About a week ago, the yearning to get a dog got too strong. Usually it's kept in check by my overly developed sense of guilt about leaving a dog home alone and the lingering ambition to move to Europe, but every few months we start to wonder if we could make it work. It's not so hard to think we could. Doggie day care isn't so outragious and the border collie down the street couldn't be happier than when the Smilin' Dogs van pulls up. For many of the dogs in need of homes, certainly what we can offer is better than the alternative. For anyone struggling with the same rationalizations, we have a solution: spend some quality time with someone else's dog. For us, that most often comes through fostering a dog in need.It is more work to take care of a dog you don't know than your own. Perhaps that's why, after each foster dog, I'm OK with the easy quietude of the house again, at least for a few months. We were looking forward to getting into a routine with Bob, our last foster dog. We had just gotten past the bathing ordeal to get rid of the kennel smell, were no longer worried about a possible affinity for fine Italian leather or a predilection for burying things under the rose bushes when he found a wonderful permanent home. It takes awhile to get to know a dog with no history, no references. And then, all too quickly, it's time to say goodbye. I didn't actually think I was ready to go through that again, but as I started ponder getting a dog of our own, I took a look at the source of our past foster dogs, the Merced County Shelter. Merced is a few hours east of the Bay Area. The shelter there has very few resources, no vet on staff, and way too many dogs for the number of people looking to adopt. It's hard to believe, but each of the four wonderfully well-behaved, loving foster dogs we have had from Merced were on the short list there after failing to find homes. There were so many sweet faces that before I knew it, I was emailing to ask for more info about Kirk and whether they thought he would be a good fit for us to foster.

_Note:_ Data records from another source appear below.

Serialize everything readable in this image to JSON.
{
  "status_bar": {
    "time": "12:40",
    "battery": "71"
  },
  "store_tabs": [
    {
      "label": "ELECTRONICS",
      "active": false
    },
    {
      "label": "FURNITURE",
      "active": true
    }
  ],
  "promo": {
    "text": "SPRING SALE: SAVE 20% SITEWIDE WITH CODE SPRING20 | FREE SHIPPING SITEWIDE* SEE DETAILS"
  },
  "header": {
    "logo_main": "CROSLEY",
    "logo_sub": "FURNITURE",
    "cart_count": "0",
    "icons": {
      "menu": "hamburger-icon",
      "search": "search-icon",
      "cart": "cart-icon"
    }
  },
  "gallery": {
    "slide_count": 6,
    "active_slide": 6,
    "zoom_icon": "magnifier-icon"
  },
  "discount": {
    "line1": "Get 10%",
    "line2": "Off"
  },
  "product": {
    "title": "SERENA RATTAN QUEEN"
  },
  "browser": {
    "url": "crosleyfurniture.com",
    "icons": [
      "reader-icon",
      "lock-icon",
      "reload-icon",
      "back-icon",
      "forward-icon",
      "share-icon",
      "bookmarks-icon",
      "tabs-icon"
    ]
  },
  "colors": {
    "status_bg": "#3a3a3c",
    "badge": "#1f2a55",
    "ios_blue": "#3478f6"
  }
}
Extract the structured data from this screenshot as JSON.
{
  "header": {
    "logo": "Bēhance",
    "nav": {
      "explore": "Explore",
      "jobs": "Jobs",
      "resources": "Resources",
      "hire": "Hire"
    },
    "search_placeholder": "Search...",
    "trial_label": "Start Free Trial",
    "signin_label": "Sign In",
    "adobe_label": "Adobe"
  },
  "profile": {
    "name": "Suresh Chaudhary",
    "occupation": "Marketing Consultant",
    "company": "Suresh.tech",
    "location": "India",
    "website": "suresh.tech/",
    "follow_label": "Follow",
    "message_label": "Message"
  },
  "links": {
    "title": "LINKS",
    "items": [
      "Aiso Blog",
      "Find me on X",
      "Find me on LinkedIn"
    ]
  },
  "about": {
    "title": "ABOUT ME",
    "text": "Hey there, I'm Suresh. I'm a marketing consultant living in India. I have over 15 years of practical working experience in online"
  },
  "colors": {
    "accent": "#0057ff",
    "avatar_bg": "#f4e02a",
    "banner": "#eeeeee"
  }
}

Kirk Douglas, as the shelter named him, is big and he is black. That's two strikes against him in the strange game of Merced County adoptions. But he is also the sort of dog that turns heads and elicits exclamations of "ooh, look!" and "beautiful dog" on walks. He is a dog who is eager to please, likes his people, exhuberantly greets other dogs, loves to run, seems to expect the opportunity to at least walk every few hours, and quietly moans and grunts with pleasure when you rub his ears or belly. He has an endearing knack for crawling, which he does while playing tug-of-war, unlike anything I've seen. He is utterly content curled up on his back, feet in the air, in bed with people (when invited). His tail wags so hard and so fast with any provocation that it looks like it might fly off.
Kirk is probably about two years old. He looks like a handsome black lab with a white splotch on his chest. At a tall and lean 75 pounds--he may have some Great Dane blood--he is also a little large for our normally adequately-sized suburban lifestyle: there is now hair from his back rubbed into the ceiling of the Mini and he can cross the yard in a brief moment with his long strides and is just as quickly out of site when he finds an opportunity for a self-guided tour of the neighborhood. I'll just say that our gate is now barracaded to compensate for his apparent understanding of handle mechanics, his collar is on tight, and the front door screen is firmly latched. I think we're getting the routine down now and we are quickly falling in love, but much sooner than we'd like, and probably not soon enough, Kirk will be off to a new home. We would love to keep him, but it's all too clear that he needs to be somewhere with lots of open space or people who run and perhaps older kids or another dog. We've already had an inquiry from a family that sounds perfect for him and with all the people looking at his photos, I am sure there will be more to come. It's hard not to love a dog like this. When he's gone, we'll be sad, the house will feel empty, it will be harder to motivate to go take all those long walks every day, but we'll be happy to have saved this one and will have a few months until the cycle starts again. See more of today's photos of Kirk.